Whatever. Most tea and teaware vendors carry them and they are generally the same level of quality, unless you find an artisan piece. Try Yunnan Sourcing, Dragon Tea House, and Imperial Tea Court for starters.
5. Tea Tray (Optional)
Ah yes, the tea tray. I don't use one very much anymore; I prefer a simple mat and waste bowl setup for aesthetic reasons, but they are undeniably useful. Still, you can get by without one quite easily, so I consider it optional.
Aside from size, shape, materials, and color (these are mostly a matter of personal preference), there are three main styles of tea tray.
One is the basic two-piece box type, which is essentially a large waste trough with a slotted surface placed above it. These are simple, cheap, and usually the most compact (making them ideal for the space-challenged), but there are two problems. First, it may or may not be watertight. Metal trays are probably fine, but my bamboo tray leaks A LOT. Second, if you fill this up too much, it is quite difficult to carry to a sink without spilling.
Another, the kind with a removable plastic tray (shown above, right underneath the blowtorch), is very similar to the two-piece box tray. The plastic tray is less likely to leak and easier to clean than wood. It also allows for (potentially) much larger and more luxurious tea tray designs, as the plastic tray only has to sit beneath the slotted portion. However, these plastic trays are even harder to carry when full, as they can twist more than wood.
The third type is a solid piece of wood (whether flat for use on a table, or an enormous block of wood which serves as its own table) with grooves leading to a drain. One generally connects the drain via a plastic tube to a bucket, so cleanup is easier and less frequent. The downsides? You can't dump leaves in the drain, so you need to either use the collecting bucket or a separate waste bowl. Also, you can't dump liquids as quickly due to the bottleneck in the drain.
"A Look at 32 Tea Tables" is a great guide to the various options out there on the 'net. It was written a while ago so some links may be outdated, but it is still the best guide that I know of.
6. Waste Bowl (Optional, but recommended!)
A container for discarded rinses, leaves, etc. This item's function is dependent on its design which is, simply put, a concave continuous solid. The structure utilizes the downward force of gravity on tea waste and its partially opposed force from an inwardly-sloped interior surface to create a force vector pointing medially toward the inferior-most point of the interior surface. It is more effective if made from or covered by a non-moisture-absorbent material.

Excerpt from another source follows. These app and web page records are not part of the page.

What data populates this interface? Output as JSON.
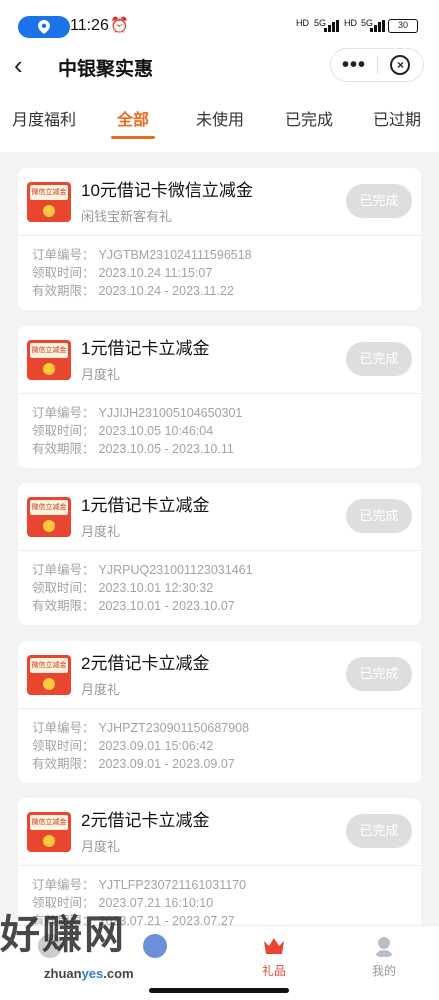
{
  "status": {
    "time": "11:26",
    "battery": "30",
    "net1": "5G",
    "net2": "5G",
    "hd": "HD"
  },
  "header": {
    "title": "中银聚实惠",
    "back": "‹",
    "more": "•••",
    "close": "×"
  },
  "tabs": [
    "月度福利",
    "全部",
    "未使用",
    "已完成",
    "已过期"
  ],
  "active_tab": "全部",
  "cards": [
    {
      "envelope": "微信立减金",
      "name": "10元借记卡微信立减金",
      "sub": "闲钱宝新客有礼",
      "status": "已完成",
      "order_label": "订单编号：",
      "order": "YJGTBM231024111596518",
      "claim_label": "领取时间：",
      "claim": "2023.10.24 11:15:07",
      "valid_label": "有效期限：",
      "valid": "2023.10.24 - 2023.11.22"
    },
    {
      "envelope": "微信立减金",
      "name": "1元借记卡立减金",
      "sub": "月度礼",
      "status": "已完成",
      "order_label": "订单编号：",
      "order": "YJJIJH231005104650301",
      "claim_label": "领取时间：",
      "claim": "2023.10.05 10:46:04",
      "valid_label": "有效期限：",
      "valid": "2023.10.05 - 2023.10.11"
    },
    {
      "envelope": "微信立减金",
      "name": "1元借记卡立减金",
      "sub": "月度礼",
      "status": "已完成",
      "order_label": "订单编号：",
      "order": "YJRPUQ231001123031461",
      "claim_label": "领取时间：",
      "claim": "2023.10.01 12:30:32",
      "valid_label": "有效期限：",
      "valid": "2023.10.01 - 2023.10.07"
    },
    {
      "envelope": "微信立减金",
      "name": "2元借记卡立减金",
      "sub": "月度礼",
      "status": "已完成",
      "order_label": "订单编号：",
      "order": "YJHPZT230901150687908",
      "claim_label": "领取时间：",
      "claim": "2023.09.01 15:06:42",
      "valid_label": "有效期限：",
      "valid": "2023.09.01 - 2023.09.07"
    },
    {
      "envelope": "微信立减金",
      "name": "2元借记卡立减金",
      "sub": "月度礼",
      "status": "已完成",
      "order_label": "订单编号：",
      "order": "YJTLFP230721161031170",
      "claim_label": "领取时间：",
      "claim": "2023.07.21 16:10:10",
      "valid_label": "有效期限：",
      "valid": "2023.07.21 - 2023.07.27"
    }
  ],
  "nav": {
    "gift": "礼品",
    "mine": "我的"
  },
  "watermark": {
    "text": "好赚网",
    "url_a": "zhuan",
    "url_b": "yes",
    "url_c": ".com"
  },
  "colors": {
    "accent": "#ee6a1c",
    "envelope": "#e8462f",
    "done_button": "#dedede"
  }
}
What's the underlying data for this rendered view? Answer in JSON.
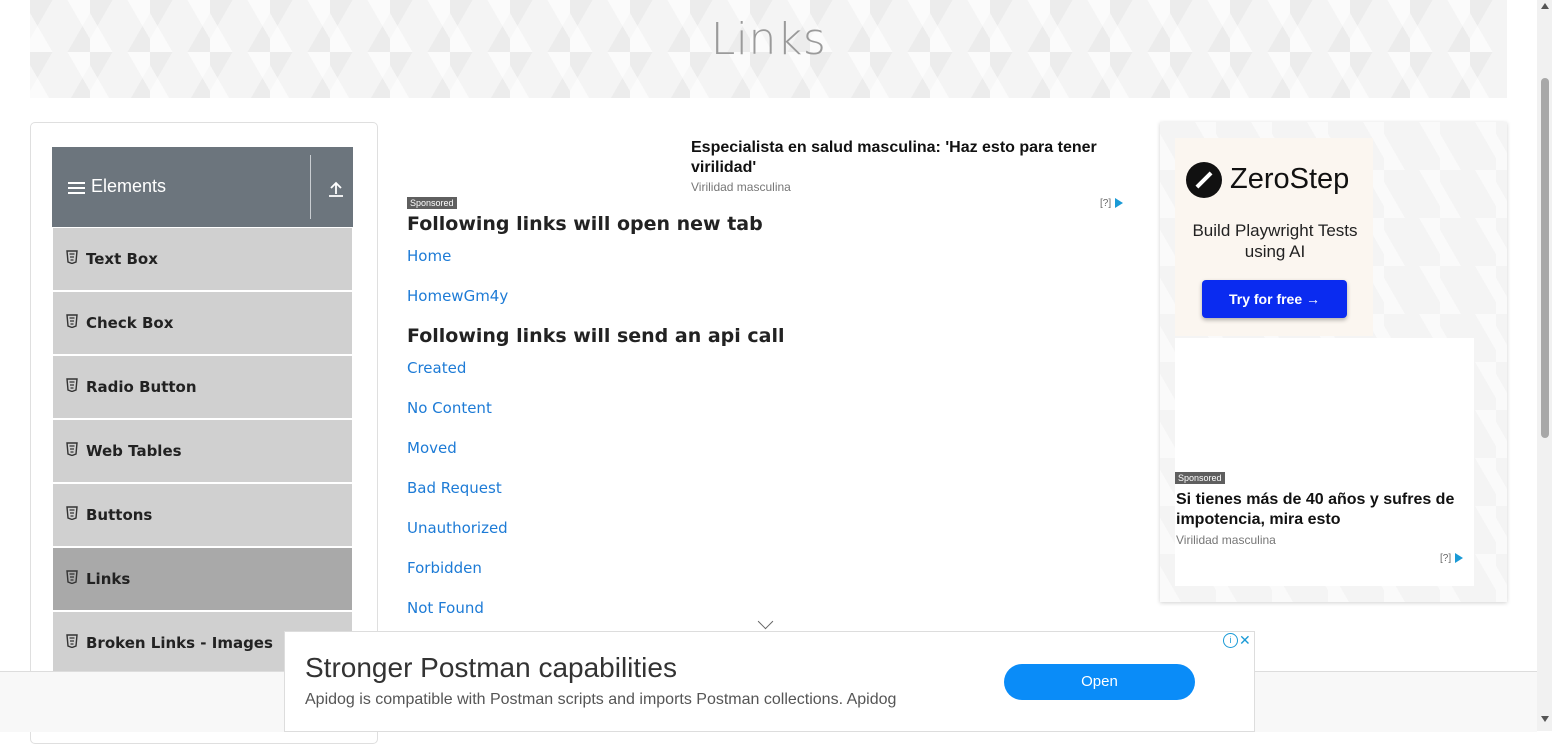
{
  "header": {
    "title": "Links"
  },
  "sidebar": {
    "group_label": "Elements",
    "items": [
      {
        "label": "Text Box"
      },
      {
        "label": "Check Box"
      },
      {
        "label": "Radio Button"
      },
      {
        "label": "Web Tables"
      },
      {
        "label": "Buttons"
      },
      {
        "label": "Links",
        "active": true
      },
      {
        "label": "Broken Links - Images"
      }
    ]
  },
  "top_ad": {
    "headline": "Especialista en salud masculina: 'Haz esto para tener virilidad'",
    "source": "Virilidad masculina",
    "sponsored": "Sponsored",
    "info": "[?]"
  },
  "main": {
    "new_tab_heading": "Following links will open new tab",
    "new_tab_links": [
      "Home",
      "HomewGm4y"
    ],
    "api_heading": "Following links will send an api call",
    "api_links": [
      "Created",
      "No Content",
      "Moved",
      "Bad Request",
      "Unauthorized",
      "Forbidden",
      "Not Found"
    ]
  },
  "right_ad": {
    "brand": "ZeroStep",
    "tagline": "Build Playwright Tests using AI",
    "cta": "Try for free →",
    "sponsored": "Sponsored",
    "headline": "Si tienes más de 40 años y sufres de impotencia, mira esto",
    "source": "Virilidad masculina",
    "info": "[?]"
  },
  "bottom_ad": {
    "headline": "Stronger Postman capabilities",
    "description": "Apidog is compatible with Postman scripts and imports Postman collections. Apidog",
    "button": "Open",
    "info_icon": "i",
    "close_icon": "✕"
  },
  "colors": {
    "link": "#1d7bd6",
    "sidebar_header": "#6c757d",
    "menu_item": "#d0d0d0",
    "menu_active": "#a9a9a9",
    "cta_blue": "#0a2bf0",
    "open_blue": "#0a8cf8"
  }
}
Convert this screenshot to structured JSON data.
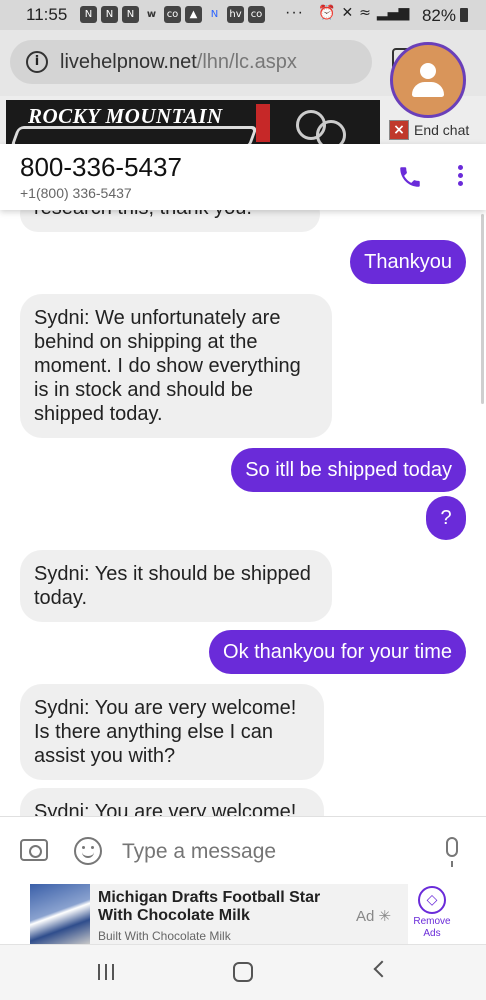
{
  "status_bar": {
    "time": "11:55",
    "battery": "82%",
    "overflow": "···"
  },
  "browser": {
    "url_host": "livehelpnow.net",
    "url_path": "/lhn/lc.aspx"
  },
  "banner": {
    "brand": "ROCKY MOUNTAIN",
    "end_chat_label": "End chat"
  },
  "contact": {
    "title": "800-336-5437",
    "subtitle": "+1(800) 336-5437"
  },
  "messages": [
    {
      "dir": "in",
      "text": "research this, thank you."
    },
    {
      "dir": "out",
      "text": "Thankyou"
    },
    {
      "dir": "in",
      "text": "Sydni: We unfortunately are behind on shipping at the moment. I do show everything is in stock and should  be shipped today."
    },
    {
      "dir": "out",
      "text": "So itll be shipped today"
    },
    {
      "dir": "out",
      "text": "?"
    },
    {
      "dir": "in",
      "text": "Sydni: Yes it should be shipped today."
    },
    {
      "dir": "out",
      "text": "Ok thankyou for your time"
    },
    {
      "dir": "in",
      "text": "Sydni: You are very welcome! Is there anything else I can assist you with?"
    },
    {
      "dir": "in",
      "text": "Sydni: You are very welcome!"
    }
  ],
  "composer": {
    "placeholder": "Type a message"
  },
  "bottom_ad": {
    "headline": "Michigan Drafts Football Star With Chocolate Milk",
    "byline": "Built With Chocolate Milk",
    "ad_label": "Ad",
    "remove_label": "Remove Ads"
  },
  "colors": {
    "accent": "#6a2bd9",
    "incoming_bubble": "#efefef",
    "avatar_bg": "#d9955a"
  },
  "icons": {
    "status_notifications": [
      "n-icon",
      "n-icon",
      "n-icon",
      "w-icon",
      "co-icon",
      "hat-icon",
      "n-icon",
      "hv-icon",
      "co-icon"
    ],
    "system": [
      "alarm-icon",
      "mute-icon",
      "wifi-icon",
      "signal-icon"
    ]
  }
}
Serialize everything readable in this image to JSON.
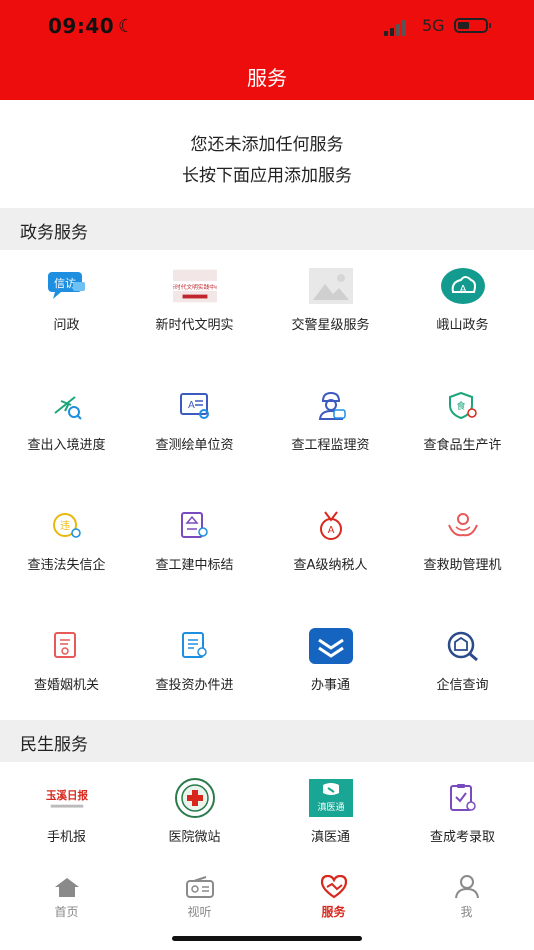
{
  "status_bar": {
    "time": "09:40",
    "network": "5G"
  },
  "header": {
    "title": "服务"
  },
  "empty_hint": {
    "line1": "您还未添加任何服务",
    "line2": "长按下面应用添加服务"
  },
  "sections": {
    "government": {
      "title": "政务服务",
      "items": [
        {
          "label": "问政",
          "icon": "wenzheng-icon"
        },
        {
          "label": "新时代文明实",
          "icon": "civilization-practice-icon",
          "banner": "新时代文明实践中心"
        },
        {
          "label": "交警星级服务",
          "icon": "image-placeholder-icon"
        },
        {
          "label": "峨山政务",
          "icon": "eshan-gov-icon"
        },
        {
          "label": "查出入境进度",
          "icon": "plane-icon"
        },
        {
          "label": "查测绘单位资",
          "icon": "surveying-icon"
        },
        {
          "label": "查工程监理资",
          "icon": "engineer-icon"
        },
        {
          "label": "查食品生产许",
          "icon": "food-shield-icon"
        },
        {
          "label": "查违法失信企",
          "icon": "violation-icon"
        },
        {
          "label": "查工建中标结",
          "icon": "construction-bid-icon"
        },
        {
          "label": "查A级纳税人",
          "icon": "tax-medal-icon"
        },
        {
          "label": "查救助管理机",
          "icon": "aid-hands-icon"
        },
        {
          "label": "查婚姻机关",
          "icon": "marriage-icon"
        },
        {
          "label": "查投资办件进",
          "icon": "investment-doc-icon"
        },
        {
          "label": "办事通",
          "icon": "banshitong-icon"
        },
        {
          "label": "企信查询",
          "icon": "enterprise-search-icon"
        }
      ]
    },
    "livelihood": {
      "title": "民生服务",
      "items": [
        {
          "label": "手机报",
          "icon": "newspaper-logo-icon",
          "logo_text": "玉溪日报"
        },
        {
          "label": "医院微站",
          "icon": "hospital-logo-icon"
        },
        {
          "label": "滇医通",
          "icon": "dianyitong-icon",
          "logo_text": "滇医通"
        },
        {
          "label": "查成考录取",
          "icon": "exam-clipboard-icon"
        }
      ]
    }
  },
  "tabbar": [
    {
      "label": "首页",
      "icon": "home-icon",
      "active": false
    },
    {
      "label": "视听",
      "icon": "radio-icon",
      "active": false
    },
    {
      "label": "服务",
      "icon": "heart-service-icon",
      "active": true
    },
    {
      "label": "我",
      "icon": "user-icon",
      "active": false
    }
  ],
  "colors": {
    "brand_red": "#ee0d0d",
    "active_tab": "#d8281d"
  }
}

That's it for this guide (finally)! Sorry about the recycled photos, some of them are baaaaddddd. As I said in the beginning, there are far more items traditionally used in Eastern brewing methods than those I have listed here— the various "Cha Dao" tools (an odd name, really), filters (possibly helpful for puerh, otherwise unnecessary in my opinion), water baths for cleaning/warming cups, etc. For practical/newbie brewing, they aren't necessary or even particularly helpful.
This will likely be the last article of the series. Somewhere down the road I may write another, but it probably won't be any time soon.
However I would enjoy writing shorter articles on specific teaware questions submitted by readers, so ask away!